So you’ve got that package, how do you make your decision? From a financial point of view, the less you have to borrow or pay yourself, the better. You should look at the bottom-line price after any merit-aid and grants. Ignore the loans and work-study for this evaluation. Because that’s the price YOU will have to pay, now or later. You have to evaluate how much that expensive school is worth to you versus the cheaper one. Are you certain you want to be an Electrical Engineer and are you confident of getting a $60,000/yr starting salary after you graduate? Congratulations, you can probably take out more loans confidently and afford to pay more out of pocket. Are you not sure what you want to do and are still finding yourself? That’s OK, but maybe you shouldn’t pay or borrow $80,000 out of pocket to do it.
Community College for 2 years, then Transfer
This is touted as a frugal choice. The Community College has lower tuition than most four year schools, public or private, but be careful. In my experience, the Community College credits often don’t transfer to the four year college that you want to finish up at. So you end up having to go to college at least one year and sometimes two years longer than expected. You should check out your complete plan by finding out if the second school will take your Community College credits BEFORE you start at the first school. Don’t get surprised that after two years, you are still looking at four more years of school.
Public versus Private College
Public schools are cheap, right? Wrong! Public colleges and universities used to be bargains, but this has changed in the past few years. Public schools have lost funding, particularly in New Jersey, but in many other states as well. This means they have raised tuition at a high rate and are continuing to do so. They are typically still lower cost than private schools, but public schools do not give merit or needs-based aid as readily as private schools. You need to ignore the list price and look at the actual price you will pay. Private school might wind up being less expensive after all.
Tips for Parents

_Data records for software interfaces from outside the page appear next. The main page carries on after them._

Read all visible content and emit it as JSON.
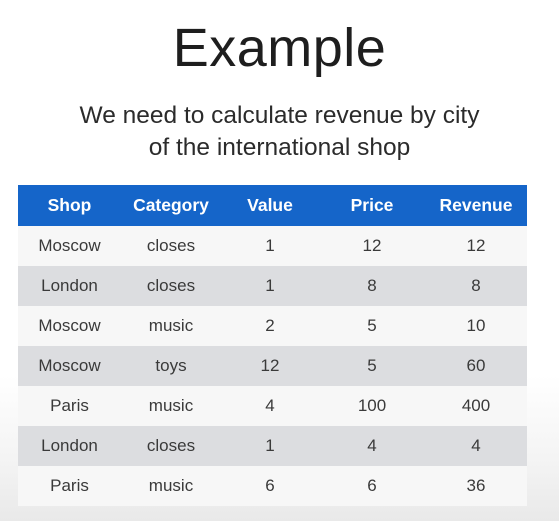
{
  "slide": {
    "title": "Example",
    "subtitle_lines": [
      "We need to calculate revenue by city",
      "of the international shop"
    ]
  },
  "table": {
    "headers": [
      "Shop",
      "Category",
      "Value",
      "Price",
      "Revenue"
    ],
    "rows": [
      [
        "Moscow",
        "closes",
        "1",
        "12",
        "12"
      ],
      [
        "London",
        "closes",
        "1",
        "8",
        "8"
      ],
      [
        "Moscow",
        "music",
        "2",
        "5",
        "10"
      ],
      [
        "Moscow",
        "toys",
        "12",
        "5",
        "60"
      ],
      [
        "Paris",
        "music",
        "4",
        "100",
        "400"
      ],
      [
        "London",
        "closes",
        "1",
        "4",
        "4"
      ],
      [
        "Paris",
        "music",
        "6",
        "6",
        "36"
      ]
    ]
  },
  "colors": {
    "header_bg": "#1565c9",
    "header_text": "#ffffff",
    "row_light": "#f7f7f7",
    "row_dark": "#dcdde0"
  }
}
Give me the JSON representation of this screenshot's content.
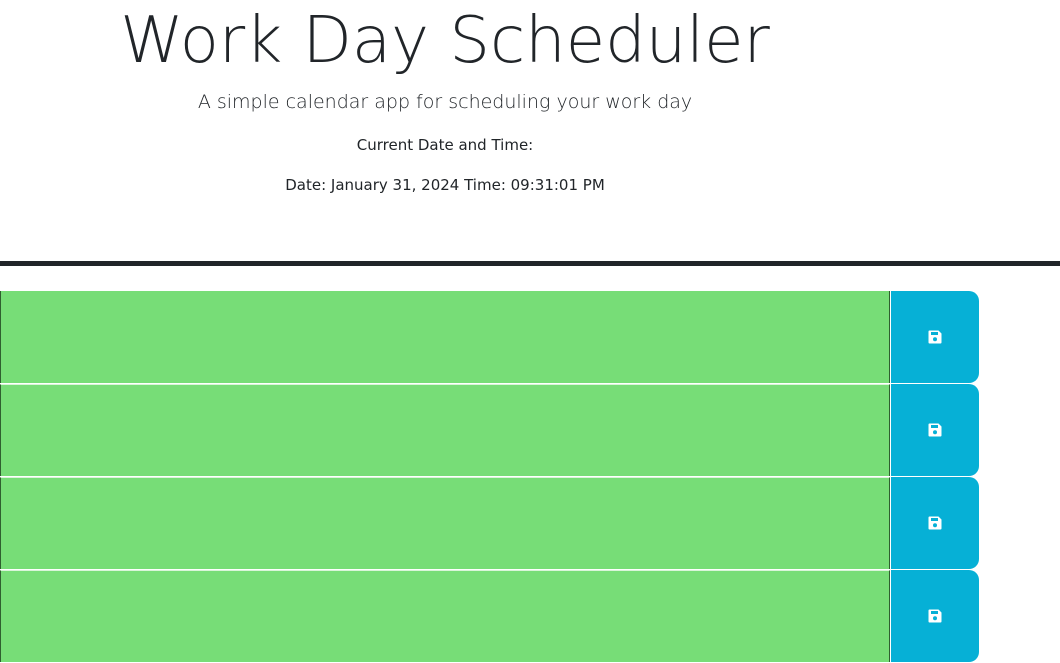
{
  "header": {
    "title": "Work Day Scheduler",
    "subtitle": "A simple calendar app for scheduling your work day",
    "current_label": "Current Date and Time:",
    "current_datetime": "Date: January 31, 2024 Time: 09:31:01 PM"
  },
  "time_blocks": [
    {
      "description": "",
      "status": "future",
      "color": "#77dd77"
    },
    {
      "description": "",
      "status": "future",
      "color": "#77dd77"
    },
    {
      "description": "",
      "status": "future",
      "color": "#77dd77"
    },
    {
      "description": "",
      "status": "future",
      "color": "#77dd77"
    }
  ],
  "save_button": {
    "icon": "save-icon",
    "color": "#06b0d6"
  }
}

Mom, Dad, you want the best for your son or daughter. I’ve had parents tell me that if their child gets into Harvard or Yale, they will find a way to pay for it, but be very careful about how much you put your own financial situation into jeopardy paying for your child’s secondary education. How about retirement? What happens if you lose your job? What I typically tell my clients is to figure out a budgetary amount that you can afford to give each child for their college education. The rest is up to the child. Let the child make the decision of what school to go to, but anything above the budget is up to them. Of course, you should make sure your child understands the ramifications of $80,000 in student loans upon graduation.
What can happen
High School graduates are full of confidence. They are absolutely sure of where the want to go and what they want to do, right? WRONG! 80 percent of students in the United States end up changing their major at least once, according to the National Center for Education Statistics. This often means going to school longer than originally planned. This is how students can graduate with $200,000 in student loans. You think they planned that? Things change and you should keep that in mind when you make the financial part of you decision. Be conservative just in case things don’t work out the way you planned.
I have lots of information about financial aid, college costs, and ways to save for college in the Learning Center of my website: Education Planning.